“We have forgotten our first love,” he continued, “our first enthusiasm and our total availability, leaving our hearts and our consecration to rust.”
But even in this shame, we also have hope, he said, praying that the Lord would “not treat us according to our merits but solely according to the multitude” of his mercy.
We have hope “that your cross turns our hardened hearts into hearts of flesh able to dream, to forgive and to love,” he prayed.
The Church has hope that she can be the voice that cries in the “desert of humanity” to prepare the way for Christ’s second coming, Francis continued, knowing that God’s truth is not based on our own understanding.
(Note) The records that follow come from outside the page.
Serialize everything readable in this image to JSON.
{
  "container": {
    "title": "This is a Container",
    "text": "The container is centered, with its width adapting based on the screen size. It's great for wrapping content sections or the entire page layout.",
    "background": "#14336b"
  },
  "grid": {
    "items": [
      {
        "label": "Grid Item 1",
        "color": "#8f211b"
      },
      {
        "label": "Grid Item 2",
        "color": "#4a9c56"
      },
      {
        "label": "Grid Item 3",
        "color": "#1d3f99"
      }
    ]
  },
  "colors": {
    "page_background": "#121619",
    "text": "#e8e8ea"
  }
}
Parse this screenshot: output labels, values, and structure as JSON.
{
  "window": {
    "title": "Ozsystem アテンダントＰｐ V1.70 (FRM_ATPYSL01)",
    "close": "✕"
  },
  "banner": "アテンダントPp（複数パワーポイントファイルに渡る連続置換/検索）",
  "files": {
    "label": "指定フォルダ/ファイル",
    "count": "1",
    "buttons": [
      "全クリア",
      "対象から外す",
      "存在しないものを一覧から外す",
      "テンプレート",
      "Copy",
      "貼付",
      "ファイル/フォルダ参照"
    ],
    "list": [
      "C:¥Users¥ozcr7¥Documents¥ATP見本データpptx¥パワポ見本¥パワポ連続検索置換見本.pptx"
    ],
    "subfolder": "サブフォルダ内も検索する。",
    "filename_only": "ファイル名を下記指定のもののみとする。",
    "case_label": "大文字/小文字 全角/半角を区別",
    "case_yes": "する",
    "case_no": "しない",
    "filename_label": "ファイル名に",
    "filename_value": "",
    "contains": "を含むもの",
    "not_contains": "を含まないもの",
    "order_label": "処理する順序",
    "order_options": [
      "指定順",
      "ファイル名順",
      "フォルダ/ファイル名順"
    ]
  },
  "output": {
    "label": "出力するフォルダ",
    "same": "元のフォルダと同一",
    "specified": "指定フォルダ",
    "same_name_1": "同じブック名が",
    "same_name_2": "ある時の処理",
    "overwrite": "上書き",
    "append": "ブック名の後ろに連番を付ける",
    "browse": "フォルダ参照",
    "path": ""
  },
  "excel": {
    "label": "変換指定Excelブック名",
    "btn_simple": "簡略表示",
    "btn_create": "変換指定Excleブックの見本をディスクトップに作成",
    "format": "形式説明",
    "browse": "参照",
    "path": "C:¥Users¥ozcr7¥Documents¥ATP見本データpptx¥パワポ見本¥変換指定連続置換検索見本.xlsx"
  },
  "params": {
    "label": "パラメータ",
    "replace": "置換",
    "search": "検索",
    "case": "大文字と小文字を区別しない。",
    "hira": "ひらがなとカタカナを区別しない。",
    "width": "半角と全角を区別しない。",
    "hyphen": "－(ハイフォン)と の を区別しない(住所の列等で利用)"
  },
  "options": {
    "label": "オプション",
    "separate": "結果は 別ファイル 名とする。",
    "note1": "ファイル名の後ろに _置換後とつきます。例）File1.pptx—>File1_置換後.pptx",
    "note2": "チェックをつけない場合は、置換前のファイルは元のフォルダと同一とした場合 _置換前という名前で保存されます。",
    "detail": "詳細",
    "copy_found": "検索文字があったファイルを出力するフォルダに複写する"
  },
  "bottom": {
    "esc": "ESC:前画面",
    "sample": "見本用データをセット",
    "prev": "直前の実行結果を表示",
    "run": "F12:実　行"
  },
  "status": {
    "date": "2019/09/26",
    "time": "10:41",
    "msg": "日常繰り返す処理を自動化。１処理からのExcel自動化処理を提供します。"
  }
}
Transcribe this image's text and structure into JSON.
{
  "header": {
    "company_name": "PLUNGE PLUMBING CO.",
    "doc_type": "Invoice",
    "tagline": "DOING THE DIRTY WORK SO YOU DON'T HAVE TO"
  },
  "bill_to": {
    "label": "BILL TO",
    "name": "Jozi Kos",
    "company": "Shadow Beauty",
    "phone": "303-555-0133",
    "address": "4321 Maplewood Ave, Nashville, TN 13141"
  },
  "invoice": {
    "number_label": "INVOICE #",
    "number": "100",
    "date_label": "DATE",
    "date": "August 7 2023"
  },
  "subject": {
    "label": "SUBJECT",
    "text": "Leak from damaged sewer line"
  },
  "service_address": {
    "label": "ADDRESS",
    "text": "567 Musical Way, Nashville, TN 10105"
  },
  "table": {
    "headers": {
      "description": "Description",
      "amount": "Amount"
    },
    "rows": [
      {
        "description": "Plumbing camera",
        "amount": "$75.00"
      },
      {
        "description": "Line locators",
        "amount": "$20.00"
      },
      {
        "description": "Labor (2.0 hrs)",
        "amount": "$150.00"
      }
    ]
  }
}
The Pope also said that we have hope that those faithful to Christ’s cross will “continue to remain faithful like yeast that gives flavor” and “that good will win in spite of Christ’s apparent defeat!”
“O Christ, we ask you to teach us to never be ashamed of your Cross, not to exploit it, but to honor and worship it, because with it you have shown us the monstrosity of our sins, the greatness of your love, injustice of our judgements and the power of your love,” he concluded.
At each of the 14 stations, the cross was carried by different people – both religious and lay – from countries around the world, including Poland, Italy, India, Africa, Egypt, Portugal, Colombia, France, China, and Israel.
At several stations, the cross was held by a family with young children.
For the third station, the cross was carried by members of the Italian organization UNITALSI, which organizes pilgrimages for people with illnesses and disabilities to visit Marian shrines, such as Lourdes.
This year's meditations on the Stations of the Cross were written by French biblical scholar Anne-Marie Pelletier.
Using more than just the accounts of Christ’s Passion in the Gospels, Pelletier’s reflection weaved in Scripture and biblical references from both the Old and New Testaments as she reflected on how the entire life of Christ has been leading him, and us, to his ultimate sacrifice.
Pelletier’s meditations also reflected significantly on the perspective of the women along Christ's path, especially his mother, Mary.